French whiskies aged in wine barrels, emblematic of the local region
A visionary in the field of alcohol
The Origin Story
Looking into the future
Back in 1994, craft beers were barely even a blip on the horizon. Bruno Mangin, however, had spotted that blip from afar. He set up his own brewing company, the Brasserie Rouget de Lisle, in the Jura region of France, and many people marvelled at his apparent folly. As the brewery enjoyed success and craft beers took off across the world, Bruno was vindicated – but he wasn’t done yet.
Whiskies can be French, too
In 1999, Bruno turned his attention to whiskies. In general, France is not a whisky-producing country, but Bruno’s ideas were different. Rather than trying to produce a faithful copy of a Scotch or a bourbon, Bruno aimed to invent an entirely French whisky.

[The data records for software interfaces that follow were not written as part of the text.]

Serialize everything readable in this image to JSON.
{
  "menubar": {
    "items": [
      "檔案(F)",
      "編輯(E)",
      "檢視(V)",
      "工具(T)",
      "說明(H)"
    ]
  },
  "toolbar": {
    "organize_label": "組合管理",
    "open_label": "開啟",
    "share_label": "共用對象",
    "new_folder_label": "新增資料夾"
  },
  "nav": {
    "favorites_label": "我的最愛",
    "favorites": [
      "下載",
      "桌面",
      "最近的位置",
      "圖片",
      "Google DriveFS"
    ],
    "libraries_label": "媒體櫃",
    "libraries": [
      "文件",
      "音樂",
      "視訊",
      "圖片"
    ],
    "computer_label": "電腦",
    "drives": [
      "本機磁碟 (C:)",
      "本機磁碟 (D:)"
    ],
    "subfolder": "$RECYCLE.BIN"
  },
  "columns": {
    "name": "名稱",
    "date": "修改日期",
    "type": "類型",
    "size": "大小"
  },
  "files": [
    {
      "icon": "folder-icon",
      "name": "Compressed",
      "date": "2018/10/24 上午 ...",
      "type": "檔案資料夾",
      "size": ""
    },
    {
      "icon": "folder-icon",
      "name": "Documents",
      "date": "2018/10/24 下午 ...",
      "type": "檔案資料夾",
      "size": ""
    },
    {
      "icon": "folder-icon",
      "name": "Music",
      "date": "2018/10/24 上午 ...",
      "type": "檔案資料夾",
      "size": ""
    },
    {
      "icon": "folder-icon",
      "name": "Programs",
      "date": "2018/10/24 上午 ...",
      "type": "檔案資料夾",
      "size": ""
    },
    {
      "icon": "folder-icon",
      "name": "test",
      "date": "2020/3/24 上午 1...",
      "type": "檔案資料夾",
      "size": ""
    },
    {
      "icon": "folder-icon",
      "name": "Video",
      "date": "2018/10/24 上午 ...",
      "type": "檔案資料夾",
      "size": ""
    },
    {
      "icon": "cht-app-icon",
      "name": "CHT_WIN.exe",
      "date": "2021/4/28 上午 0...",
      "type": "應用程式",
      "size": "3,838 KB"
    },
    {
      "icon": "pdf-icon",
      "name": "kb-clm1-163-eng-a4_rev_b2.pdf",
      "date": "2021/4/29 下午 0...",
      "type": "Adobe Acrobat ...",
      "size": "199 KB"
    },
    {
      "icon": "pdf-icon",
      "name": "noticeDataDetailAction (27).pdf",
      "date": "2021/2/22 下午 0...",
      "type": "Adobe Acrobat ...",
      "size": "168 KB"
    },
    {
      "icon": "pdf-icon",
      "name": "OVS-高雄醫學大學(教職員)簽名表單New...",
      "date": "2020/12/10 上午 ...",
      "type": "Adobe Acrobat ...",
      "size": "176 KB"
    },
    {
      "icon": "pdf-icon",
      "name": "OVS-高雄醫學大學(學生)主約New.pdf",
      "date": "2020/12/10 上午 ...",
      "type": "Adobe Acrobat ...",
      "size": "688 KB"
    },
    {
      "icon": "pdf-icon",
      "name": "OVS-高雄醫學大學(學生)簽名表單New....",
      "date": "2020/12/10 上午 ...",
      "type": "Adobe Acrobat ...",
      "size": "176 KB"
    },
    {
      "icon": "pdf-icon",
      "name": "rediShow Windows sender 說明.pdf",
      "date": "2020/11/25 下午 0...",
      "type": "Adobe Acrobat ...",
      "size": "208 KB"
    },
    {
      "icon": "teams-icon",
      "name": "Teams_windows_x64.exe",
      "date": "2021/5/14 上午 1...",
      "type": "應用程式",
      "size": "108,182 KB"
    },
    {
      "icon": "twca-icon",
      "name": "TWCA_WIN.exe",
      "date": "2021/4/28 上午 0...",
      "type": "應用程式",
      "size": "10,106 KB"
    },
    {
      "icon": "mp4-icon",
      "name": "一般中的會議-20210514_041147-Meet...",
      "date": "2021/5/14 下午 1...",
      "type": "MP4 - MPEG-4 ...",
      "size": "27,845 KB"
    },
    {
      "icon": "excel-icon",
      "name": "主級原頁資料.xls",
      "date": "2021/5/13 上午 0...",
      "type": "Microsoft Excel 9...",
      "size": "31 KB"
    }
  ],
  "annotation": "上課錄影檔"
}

He created a special beer to be the base of the distillate, full of the malts of his local region. Once distilled, the spirit was aged in wooden casks, which had been used for yellow Jura wine.
A lot of personality

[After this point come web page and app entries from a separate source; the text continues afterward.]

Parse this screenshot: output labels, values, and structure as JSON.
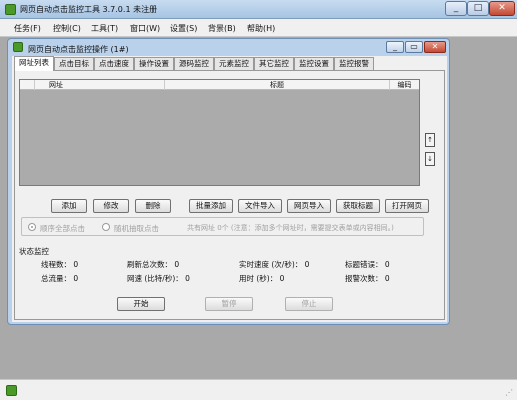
{
  "window": {
    "title": "网页自动点击监控工具 3.7.0.1  未注册"
  },
  "menu": [
    "任务(F)",
    "控制(C)",
    "工具(T)",
    "窗口(W)",
    "设置(S)",
    "背景(B)",
    "帮助(H)"
  ],
  "inner": {
    "title": "网页自动点击监控操作  (1#)",
    "tabs": [
      "网址列表",
      "点击目标",
      "点击速度",
      "操作设置",
      "源码监控",
      "元素监控",
      "其它监控",
      "监控设置",
      "监控报警"
    ],
    "columns": [
      "网址",
      "标题",
      "编码"
    ],
    "spin_up": "↑",
    "spin_down": "↓",
    "buttons": [
      "添加",
      "修改",
      "删除",
      "批量添加",
      "文件导入",
      "网页导入",
      "获取标题",
      "打开网页"
    ],
    "options": {
      "order": "顺序全部点击",
      "random": "随机抽取点击",
      "count": "共有网址  0个  (注意：添加多个网址时，需要提交表单或内容相同。)"
    },
    "status": {
      "heading": "状态监控",
      "row1": [
        "线程数：  0",
        "刷新总次数：  0",
        "实时速度 (次/秒)：  0",
        "标题错误：  0"
      ],
      "row2": [
        "总流量：  0",
        "网速 (比特/秒)：  0",
        "用时 (秒)：  0",
        "报警次数：  0"
      ]
    },
    "controls": {
      "start": "开始",
      "pause": "暂停",
      "stop": "停止"
    }
  }
}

These spirits express not only the region they come from, but Bruno himself. As he puts it, “they’re 200% me!”. While other French producers are now hurrying to jump onto the craft whisky bandwagon, some of Bruno’s whiskies have already been ageing in their wine barrels for twelve years or more, with some BM Signature single cask whiskies dating back to 2003. Once again, Bruno had seen into the future.

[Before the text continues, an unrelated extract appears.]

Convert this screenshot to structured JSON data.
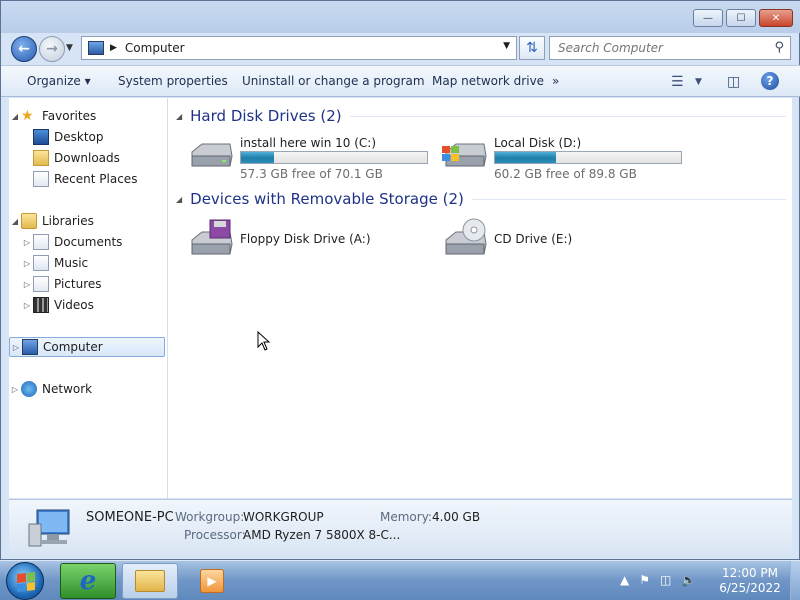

The secret sauce
A little help from his friends
A madman, or a genius
All of BM Signature’s whiskies are entirely, unequivocally, from Jura. “I grew up in the middle of the countryside, where there are more fields than shops,” explains Bruno, and this deep-rooted knowledge of the fields of his region is apparent in every step of the process. Some people think he’s a madman; others believe him to be a genius. Whatever the case, Bruno has shown himself to be consistently ahead of the pack and his innovative, contemporary craft whisky line is the most recent jewel in his crown.